The tree, near Brook House, Chetwynd End, was more than 50 years old.
The trunk, which measured 1.3 metres in diameter, was removed in December 2018 and cut up into logs.
The willow was on land owned by Sanctuary Housing which used the services of tree surgeons CTS Environmental Management Ltd.
Magistrates sitting in Telford heard that a member of the public reported the felling to Telford & Wrekin Council which had not received statutory prior notice of the work.
The court was told that each defendant thought the other had notified the council.
Telford & Wrekin Council said had notice been received, a tree preservation order would have been made as the tree was a prominent feature and not diseased.
CTS Environmental Management Ltd of Kingsbury Road, Erdington, Birmingham, pleaded guilty to cutting down the weeping willow contrary to the Town and Planning Act 1990.
It was fined £1,000 and ordered to pay costs of £620 and a victim surcharge of £100.
Sanctuary Housing, of Castle Street, Worcester, admitted to causing the tree to be cut down, contrary to the same law.
It was fined £2,000 and ordered to pay £660 in costs and a £170 victim surcharge.

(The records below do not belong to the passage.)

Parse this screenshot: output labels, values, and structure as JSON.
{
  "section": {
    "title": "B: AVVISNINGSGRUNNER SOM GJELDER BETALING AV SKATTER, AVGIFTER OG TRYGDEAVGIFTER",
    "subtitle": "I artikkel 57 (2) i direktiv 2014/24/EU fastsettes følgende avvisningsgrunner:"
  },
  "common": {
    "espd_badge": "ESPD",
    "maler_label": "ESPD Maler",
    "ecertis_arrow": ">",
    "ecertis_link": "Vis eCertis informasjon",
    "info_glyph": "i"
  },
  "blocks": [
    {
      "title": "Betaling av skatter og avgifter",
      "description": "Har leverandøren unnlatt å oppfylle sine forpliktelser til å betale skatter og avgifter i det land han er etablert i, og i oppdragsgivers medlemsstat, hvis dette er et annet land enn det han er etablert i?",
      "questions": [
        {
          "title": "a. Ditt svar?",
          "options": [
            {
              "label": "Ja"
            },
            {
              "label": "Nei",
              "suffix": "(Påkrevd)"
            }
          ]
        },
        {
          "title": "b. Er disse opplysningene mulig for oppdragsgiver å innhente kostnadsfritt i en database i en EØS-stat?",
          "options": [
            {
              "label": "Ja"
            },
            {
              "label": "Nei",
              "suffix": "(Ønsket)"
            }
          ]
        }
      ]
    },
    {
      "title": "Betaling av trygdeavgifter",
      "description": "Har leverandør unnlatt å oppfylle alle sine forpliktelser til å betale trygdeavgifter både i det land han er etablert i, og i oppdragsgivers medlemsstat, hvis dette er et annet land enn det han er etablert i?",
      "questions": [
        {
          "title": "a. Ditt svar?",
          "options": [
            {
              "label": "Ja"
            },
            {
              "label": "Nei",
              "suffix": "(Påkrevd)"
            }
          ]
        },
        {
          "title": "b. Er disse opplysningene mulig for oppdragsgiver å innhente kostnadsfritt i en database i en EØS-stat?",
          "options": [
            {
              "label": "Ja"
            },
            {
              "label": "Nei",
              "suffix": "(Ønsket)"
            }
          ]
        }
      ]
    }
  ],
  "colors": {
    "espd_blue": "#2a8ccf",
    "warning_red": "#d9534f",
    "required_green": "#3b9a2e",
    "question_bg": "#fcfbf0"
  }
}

Speaking after the case, Councillor Richard Overton, Telford & Wrekin Council’s cabinet member for enforcement said: “Trees are an important part of the eco-system within the urban environment.
“They provide oxygen, store carbon and are a cornerstone within the food chain for the ecology and the biodiversity of the area.
“Within conservation areas most trees over 75mm in diameter are protected by the Town and Country Planning Act.
“It means, any work done to the tree, such as felling or pruning will need an application to the local authority.
“Any work that has not been applied for may be liable to prosecution. If anyone is unsure then I would urge them to check with the council.”
Visit telford.gov.uk/info/20170/planning_applications_and_guidance/108/protected_treesfor more information about protected trees.